Much of the profit from such large equipment comes from spare parts and services, which means that profits from the initial sale of equipment are generally small. This means that there is a hidden value in the new units of sales of the popular GE renewable turbines and the LEAP joint venture engines used in the Boeing 737 MAX, in that these products will provide companies with after-sales revenue for decades after the original purchase.
GE's interest in renewable energy deserves recognition from ESG investors, but the segment's negative margin and projected negative FCF are an alarming sign that is expected to be offset by other segments of the company. In short, GE has yet to prove that it can realistically finance and withstand high costs, and the attention given to its unprofitable operations must be successful in the long term.

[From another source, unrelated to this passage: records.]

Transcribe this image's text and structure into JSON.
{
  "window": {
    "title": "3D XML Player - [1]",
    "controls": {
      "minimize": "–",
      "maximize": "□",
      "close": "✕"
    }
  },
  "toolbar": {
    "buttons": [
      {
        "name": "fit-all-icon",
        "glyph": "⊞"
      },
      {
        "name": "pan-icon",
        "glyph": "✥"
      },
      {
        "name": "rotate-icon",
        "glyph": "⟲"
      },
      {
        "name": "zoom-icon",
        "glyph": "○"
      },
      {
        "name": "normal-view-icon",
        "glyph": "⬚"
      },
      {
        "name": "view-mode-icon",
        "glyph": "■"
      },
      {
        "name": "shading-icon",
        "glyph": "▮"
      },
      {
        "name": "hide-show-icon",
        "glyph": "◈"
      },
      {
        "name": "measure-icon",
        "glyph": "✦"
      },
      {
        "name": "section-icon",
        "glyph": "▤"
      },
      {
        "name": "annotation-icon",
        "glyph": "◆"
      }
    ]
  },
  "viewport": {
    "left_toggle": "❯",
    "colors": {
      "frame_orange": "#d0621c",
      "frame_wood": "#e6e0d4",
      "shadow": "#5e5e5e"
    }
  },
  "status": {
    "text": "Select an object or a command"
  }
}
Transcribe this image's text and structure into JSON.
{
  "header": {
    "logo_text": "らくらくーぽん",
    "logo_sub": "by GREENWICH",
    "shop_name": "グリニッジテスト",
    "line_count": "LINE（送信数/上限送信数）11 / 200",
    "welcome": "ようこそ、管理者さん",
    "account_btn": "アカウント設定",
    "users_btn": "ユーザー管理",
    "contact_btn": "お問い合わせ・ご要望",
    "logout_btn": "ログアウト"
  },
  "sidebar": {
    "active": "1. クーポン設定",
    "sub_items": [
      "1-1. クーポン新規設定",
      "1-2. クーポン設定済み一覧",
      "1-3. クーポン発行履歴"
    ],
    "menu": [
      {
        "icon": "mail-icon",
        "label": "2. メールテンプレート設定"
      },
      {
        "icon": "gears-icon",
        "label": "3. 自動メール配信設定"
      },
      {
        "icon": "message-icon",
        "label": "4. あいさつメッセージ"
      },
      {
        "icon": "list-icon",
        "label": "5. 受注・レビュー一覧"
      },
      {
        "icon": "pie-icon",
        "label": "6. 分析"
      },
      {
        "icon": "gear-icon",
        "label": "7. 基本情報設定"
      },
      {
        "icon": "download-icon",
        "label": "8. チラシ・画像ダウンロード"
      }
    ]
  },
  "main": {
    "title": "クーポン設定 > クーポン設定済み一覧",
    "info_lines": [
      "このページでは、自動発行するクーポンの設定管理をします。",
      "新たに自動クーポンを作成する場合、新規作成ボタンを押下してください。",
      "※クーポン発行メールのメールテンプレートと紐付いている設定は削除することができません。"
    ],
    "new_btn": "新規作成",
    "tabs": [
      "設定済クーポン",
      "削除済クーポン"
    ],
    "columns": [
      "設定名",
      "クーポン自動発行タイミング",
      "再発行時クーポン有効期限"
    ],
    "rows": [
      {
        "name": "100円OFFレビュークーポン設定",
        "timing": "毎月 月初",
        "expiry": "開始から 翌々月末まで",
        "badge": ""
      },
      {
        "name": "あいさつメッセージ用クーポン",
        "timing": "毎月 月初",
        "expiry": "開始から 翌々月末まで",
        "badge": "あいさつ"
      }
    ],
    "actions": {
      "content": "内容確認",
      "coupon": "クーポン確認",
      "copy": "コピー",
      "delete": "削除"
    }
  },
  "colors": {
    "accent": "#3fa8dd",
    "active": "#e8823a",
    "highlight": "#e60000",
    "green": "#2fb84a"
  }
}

2020 was supposed to be the year of GE's return, but the expected industrial FCF of $2-4 billion and adjusted earnings per share (EPS) of $0.50 to $0.60 now seem very unlikely. Meanwhile, tons of financial and operating expenses will absorb the small amount of profit that the company will receive, which is likely to lead to difficulties in the foreseeable future.